Nimphs of floating island
At north of Rome in the region called Alta Sabina, the largest water catchment area in Europe, the ancients had already placed the kingdom of the river water divinities and Pliny had nominated Nemora Vacunae, the Wood of Vacuna, the great expanse of sylvan mountains that were around the Lacus Cutiliae. Vacuna was the Sabine goddess of water, nature, forests and fertility, but she was also the goddess of rest.
In Nemora Vacunae there was a spring from which healthy water flowed that fed a lake called Lacus Cutiliae (today Lake of Paterno) where the medicinal waters of the spring created a particular landscape. The Lacus Cutiliae was still mysterious because you could not see where the water flowed and how it came out because you could not see rivers, today we know that the pond was fed by a flow of underground water that rises from its depth of 54 meters.
About Lacus Cutiliae also tells Varrone in a lost work and, ad a result of its geographical position in the Italian peninsula, he identifies it as umbelicus Italiae, epithet that has now passed to the city of Rieti, but the true particularity of Lacus is in the characteristics of its waters that still in the Archaic times they were affected by the presence of small eruptive vents that bring to the surface mud, mineral salts and gases from ancient volcanic ducts and can be linked to the more recent Sabatini and Albani volcanoes. Today these phenomena give life to the Salinelle of Paterno, a naturalistic site neglected at least as much as the Lacus Cutilae was preserved and a place of worship in antiquity.

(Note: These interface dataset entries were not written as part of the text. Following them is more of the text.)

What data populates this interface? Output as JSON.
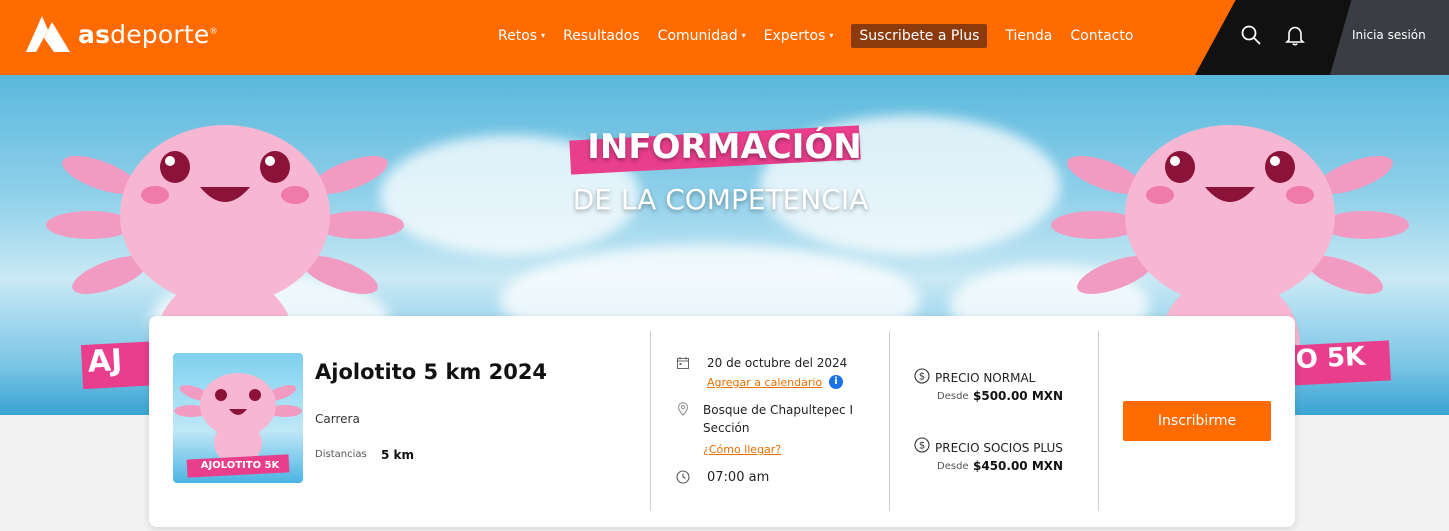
{
  "brand": {
    "name_bold": "as",
    "name_rest": "deporte",
    "reg": "®"
  },
  "nav": {
    "items": [
      {
        "label": "Retos",
        "dropdown": true
      },
      {
        "label": "Resultados",
        "dropdown": false
      },
      {
        "label": "Comunidad",
        "dropdown": true
      },
      {
        "label": "Expertos",
        "dropdown": true
      },
      {
        "label": "Suscribete a Plus",
        "dropdown": false,
        "highlight": true
      },
      {
        "label": "Tienda",
        "dropdown": false
      },
      {
        "label": "Contacto",
        "dropdown": false
      }
    ],
    "caret": "▾",
    "login_label": "Inicia sesión"
  },
  "hero": {
    "title": "INFORMACIÓN",
    "subtitle": "DE LA COMPETENCIA",
    "banner_left": "AJ",
    "banner_right": "O 5K"
  },
  "event": {
    "thumb_caption": "AJOLOTITO 5K",
    "title": "Ajolotito 5 km 2024",
    "type": "Carrera",
    "distances_label": "Distancias",
    "distances_value": "5 km",
    "date": "20 de octubre del 2024",
    "add_calendar": "Agregar a calendario",
    "info_glyph": "i",
    "location": "Bosque de Chapultepec I Sección",
    "location_line1": "Bosque de Chapultepec I",
    "location_line2": "Sección",
    "directions": "¿Cómo llegar?",
    "time": "07:00 am"
  },
  "pricing": {
    "normal_label": "PRECIO NORMAL",
    "normal_desde": "Desde",
    "normal_price": "$500.00 MXN",
    "plus_label": "PRECIO SOCIOS PLUS",
    "plus_desde": "Desde",
    "plus_price": "$450.00 MXN",
    "currency_glyph": "$"
  },
  "cta": {
    "label": "Inscribirme"
  },
  "colors": {
    "brand_orange": "#ff6b00",
    "plus_bg": "#8a3a0c",
    "link": "#e86f00",
    "info_blue": "#1a73e8",
    "axolotl_pink": "#f4a6c8"
  }
}
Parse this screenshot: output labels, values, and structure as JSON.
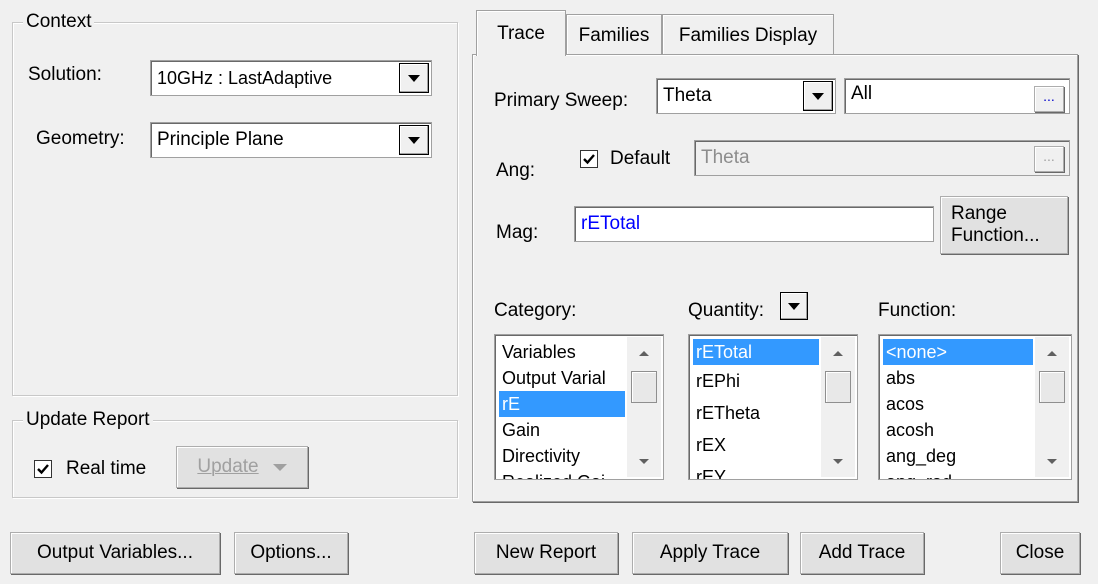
{
  "context": {
    "title": "Context",
    "solution_label": "Solution:",
    "solution_value": "10GHz : LastAdaptive",
    "geometry_label": "Geometry:",
    "geometry_value": "Principle Plane"
  },
  "update_report": {
    "title": "Update Report",
    "realtime_label": "Real time",
    "realtime_checked": true,
    "update_button": "Update"
  },
  "tabs": [
    {
      "label": "Trace",
      "active": true
    },
    {
      "label": "Families",
      "active": false
    },
    {
      "label": "Families Display",
      "active": false
    }
  ],
  "trace": {
    "primary_sweep_label": "Primary Sweep:",
    "primary_sweep_value": "Theta",
    "sweep_range_value": "All",
    "sweep_ellipsis": "...",
    "ang_label": "Ang:",
    "default_label": "Default",
    "default_checked": true,
    "ang_value": "Theta",
    "ang_ellipsis": "...",
    "mag_label": "Mag:",
    "mag_value": "rETotal",
    "mag_value_color": "#0000ff",
    "range_function_line1": "Range",
    "range_function_line2": "Function...",
    "category_label": "Category:",
    "quantity_label": "Quantity:",
    "function_label": "Function:",
    "category_items": [
      "Variables",
      "Output Varial",
      "rE",
      "Gain",
      "Directivity",
      "Realized Gai"
    ],
    "category_selected": 2,
    "quantity_items": [
      "rETotal",
      "rEPhi",
      "rETheta",
      "rEX",
      "rEY"
    ],
    "quantity_selected": 0,
    "function_items": [
      "<none>",
      "abs",
      "acos",
      "acosh",
      "ang_deg",
      "ang_rad"
    ],
    "function_selected": 0,
    "selection_color": "#3399ff"
  },
  "bottom_buttons": {
    "output_variables": "Output Variables...",
    "options": "Options...",
    "new_report": "New Report",
    "apply_trace": "Apply Trace",
    "add_trace": "Add Trace",
    "close": "Close"
  }
}
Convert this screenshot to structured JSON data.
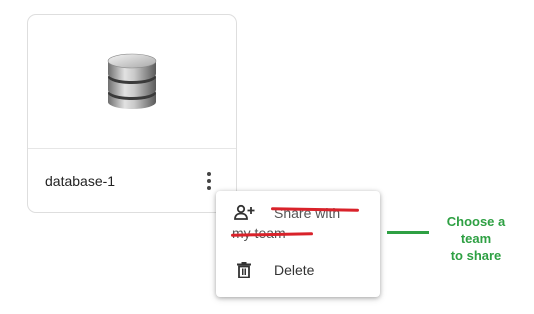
{
  "card": {
    "title": "database-1",
    "icon": "database-icon",
    "more_icon": "more-vertical-icon"
  },
  "menu": {
    "items": [
      {
        "label_line1": "Share with",
        "label_line2": "my team",
        "icon": "person-add-icon"
      },
      {
        "label": "Delete",
        "icon": "trash-icon"
      }
    ]
  },
  "annotation": {
    "line1": "Choose a team",
    "line2": "to share",
    "color": "#2ea043",
    "strike_color": "#d9222a"
  }
}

Once the lacus Cutiliae was fed by a healthy and sacred source to the goddess Vacuna. At the center of the lake there was, as Varrone tells, a floating island formed by calcareous incrustations on vegetal residues, on which the cult of the Lymphae Commotiles was based.
Dionysius of Halicarnassus tells us that the island had a diameter of fifty feet (about 15 meters) and was no higher than 20 centimeters; Seneca, in the Naturales Questiones (III, XXV, 10) also provides an explanation of the mysterious floating island:
... therefore even if on the island there are some stones, you will realize that they are corroded and porous like those formed by a liquid that solidifies, especially on the banks of the medicinal sources where the suspended substances on the waters come together and the foam itsolidifies ; it's inevitable law in that is composed of wind and empty.
Macrobius tells how on the islet, that was formed on clods of mud slatted and on that had grown the bush, had been built by the people who had moved in the valley, the Pelasgi, a temple dedicated to Dis or Dite and an altar dedicated to Saturn to which human sacrifices were made. The myth tells that it was Hercules, while returning from Spain, to change the sacrificial rites in ceremonies in which to gods were offered anthropomorphic statuettes and lighted lamps.
In this floating island lived the Limphae Commotiles, lighter as the island on that they lived and whom Lucretius describes as
sure traces of forms, which everywhere wander in thin tissue and can not be seen one by one.
They were gods related to spring waters, especially thermal and healing waters, and the Lymphae Commotiles owed their name to living in a floating island (cum moto ➝ in movement) and they were the oracular deities of the ancient Sabino people. Many questions arise regarding the origin of the word lympha that defines them and is unknown; it may have been Lumpa or Limpa, however related to limpidus, adjective that means "clear, transparent", and usually an attribute ascribed to the water ...
by M.L. ©ALL RIGHTS RESERVED (Ed 1.0 - 19/06/2019)